Published online Feb 4, 2017. doi: 10.5492/wjccm.v6.i1.85
Peer-review started: July 13, 2016
First decision: September 2, 2016
Revised: October 26, 2016
Accepted: November 16, 2016
Article in press: November 17, 2016
Published online: February 4, 2017
We report a case of virus-induced acute respiratory distress syndrome (ARDS) treated with parenteral vitamin C in a patient testing positive for enterovirus/rhinovirus on viral screening. This report outlines the first use of high dose intravenous vitamin C as an interventional therapy for ARDS, resulting from enterovirus/rhinovirus respiratory infection.
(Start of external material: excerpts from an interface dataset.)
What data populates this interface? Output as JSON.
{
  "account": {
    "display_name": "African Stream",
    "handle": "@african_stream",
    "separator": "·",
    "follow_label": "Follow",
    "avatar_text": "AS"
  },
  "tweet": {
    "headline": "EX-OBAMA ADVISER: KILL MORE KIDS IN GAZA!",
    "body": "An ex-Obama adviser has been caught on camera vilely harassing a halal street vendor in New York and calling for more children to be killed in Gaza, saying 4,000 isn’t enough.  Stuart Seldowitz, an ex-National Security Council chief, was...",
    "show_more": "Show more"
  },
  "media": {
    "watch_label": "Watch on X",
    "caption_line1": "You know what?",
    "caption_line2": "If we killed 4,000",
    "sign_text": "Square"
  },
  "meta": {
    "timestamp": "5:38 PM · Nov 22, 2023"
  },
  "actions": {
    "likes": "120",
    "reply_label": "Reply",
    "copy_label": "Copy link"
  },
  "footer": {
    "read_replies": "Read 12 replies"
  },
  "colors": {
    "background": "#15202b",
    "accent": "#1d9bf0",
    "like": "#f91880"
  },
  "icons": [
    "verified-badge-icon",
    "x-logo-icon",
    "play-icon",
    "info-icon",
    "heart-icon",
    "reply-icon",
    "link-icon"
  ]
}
From very significant preclinical research performed at Virginia Commonwealth University with vitamin C and with the very positive results of a previously performed phase I safety trial infusing high dose vitamin C intravenously into patients with severe sepsis, we reasoned that infusing identical dosing to a patient with ARDS from viral infection would be therapeutic. We report here the case of a 20-year-old, previously healthy, female who contracted respiratory enterovirus/rhinovirus infection that led to acute lung injury and rapidly to ARDS. She contracted the infection in central Italy while on an 8-d spring break from college. During a return flight to the United States, she developed increasing dyspnea and hypoxemia that rapidly developed into acute lung injury that led to ARDS. When support with mechanical ventilation failed, extracorporeal membrane oxygenation (ECMO) was initiated. Twelve hours following ECMO initiation, high dose intravenous vitamin C was begun. The patient’s recovery was rapid. ECMO and mechanical ventilation were discontinued by day-7 and the patient recovered with no long-term ARDS sequelae. Infusing high dose intravenous vitamin C into this patient with virus-induced ARDS was associated with rapid resolution of lung injury with no evidence of post-ARDS fibroproliferative sequelae. Intravenous vitamin C as a treatment for ARDS may open a new era of therapy for ARDS from many causes.
Core tip: Enterovirus/rhinovirus has been reported to cause devastating acute lung injury. We report here the first use of high dose intravenous vitamin C to attenuate the acute respiratory distress syndrome that was caused by this viral infection. We have previously reported that vitamin C used in this interventional fashion is a potent anti-inflammatory agent.